When you work for a law enforcement agency, the public expects you to follow the rules. But finding out the details around the arrest of a public servant isn't easy.
The Texas Attorney General determined years ago that when someone is arrested, the arresting agency has to provide basic information, such as the defendant's name and charge.
It seems simple enough, but it's something the Bexar County Sheriff's Office has been hesitant to do lately.
On Wednesday, a two-line message sent to KENS 5 and other media outlets said a 34-year-old civilian employee at the Bexar County Sheriff's Office "was discovered taking county property."
The statement concluded by saying that a "class c misdemeanor citation for theft" was issued and the employee is being processed for termination.
BCSO failed to name the employee and has not responded to requests for the employee's photo.
It's not the first time Sheriff Javier Salazar's administration has ignored requests.
On March 24 a BCSO deputy was arrested on charges that he assaulted his wife. BCSO failed to identify that officer.
A press release stated, "changes in the detention officer’s employment status are likely, and will be announced at a later time."
That announcement has yet to come.
Last month, another civilian employee at the Sheriff's Office, Luis Saldivar, was arrested after he was accused of tipping off a capital murder suspect, telling the suspect he had a warrant out for his arrest.
Sheriff Salazar held a press conference and confirmed Saldivar's name only after KENS 5 broke the news of the arrest online.
Even though the names and photos of other suspected criminals are released 24/7 by the BCSO, it's unclear why these employees' information is being protected.

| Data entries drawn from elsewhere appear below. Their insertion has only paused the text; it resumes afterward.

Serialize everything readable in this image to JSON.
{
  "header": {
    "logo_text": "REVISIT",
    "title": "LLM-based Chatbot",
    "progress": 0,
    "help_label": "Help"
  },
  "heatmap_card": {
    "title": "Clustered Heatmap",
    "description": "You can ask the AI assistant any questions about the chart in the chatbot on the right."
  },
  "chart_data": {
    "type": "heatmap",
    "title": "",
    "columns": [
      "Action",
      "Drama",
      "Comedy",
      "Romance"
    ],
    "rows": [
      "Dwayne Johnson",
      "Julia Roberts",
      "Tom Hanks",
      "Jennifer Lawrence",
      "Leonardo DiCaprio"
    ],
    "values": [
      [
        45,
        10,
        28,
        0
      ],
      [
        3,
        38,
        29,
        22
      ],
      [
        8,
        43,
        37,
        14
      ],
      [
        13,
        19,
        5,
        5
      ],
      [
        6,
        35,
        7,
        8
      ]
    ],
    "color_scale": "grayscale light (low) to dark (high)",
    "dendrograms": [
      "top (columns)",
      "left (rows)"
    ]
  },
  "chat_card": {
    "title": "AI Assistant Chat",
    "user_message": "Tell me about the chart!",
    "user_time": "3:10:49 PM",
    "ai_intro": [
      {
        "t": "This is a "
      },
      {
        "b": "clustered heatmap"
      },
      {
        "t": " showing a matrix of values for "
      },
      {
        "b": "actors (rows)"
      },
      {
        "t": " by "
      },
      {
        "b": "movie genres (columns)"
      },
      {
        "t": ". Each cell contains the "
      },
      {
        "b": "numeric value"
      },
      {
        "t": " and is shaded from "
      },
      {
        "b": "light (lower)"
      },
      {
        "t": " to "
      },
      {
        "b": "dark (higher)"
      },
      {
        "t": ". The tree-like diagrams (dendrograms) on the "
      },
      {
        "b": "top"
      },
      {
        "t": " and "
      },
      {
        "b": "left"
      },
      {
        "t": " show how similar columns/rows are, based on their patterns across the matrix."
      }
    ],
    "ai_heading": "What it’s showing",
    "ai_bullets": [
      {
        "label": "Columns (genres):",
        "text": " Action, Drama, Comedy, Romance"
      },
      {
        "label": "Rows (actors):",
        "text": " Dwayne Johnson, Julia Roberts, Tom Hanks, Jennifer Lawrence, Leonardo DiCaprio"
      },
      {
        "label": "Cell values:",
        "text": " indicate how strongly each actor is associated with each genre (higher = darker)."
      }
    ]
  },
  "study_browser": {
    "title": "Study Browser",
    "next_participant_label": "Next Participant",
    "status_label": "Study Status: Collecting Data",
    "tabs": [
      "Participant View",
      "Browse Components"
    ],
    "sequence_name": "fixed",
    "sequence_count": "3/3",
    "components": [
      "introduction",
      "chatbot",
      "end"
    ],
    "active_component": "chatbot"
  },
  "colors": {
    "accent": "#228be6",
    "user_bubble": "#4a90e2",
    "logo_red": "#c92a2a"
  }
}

Sheriff Salazar has not responded to our request for an interview.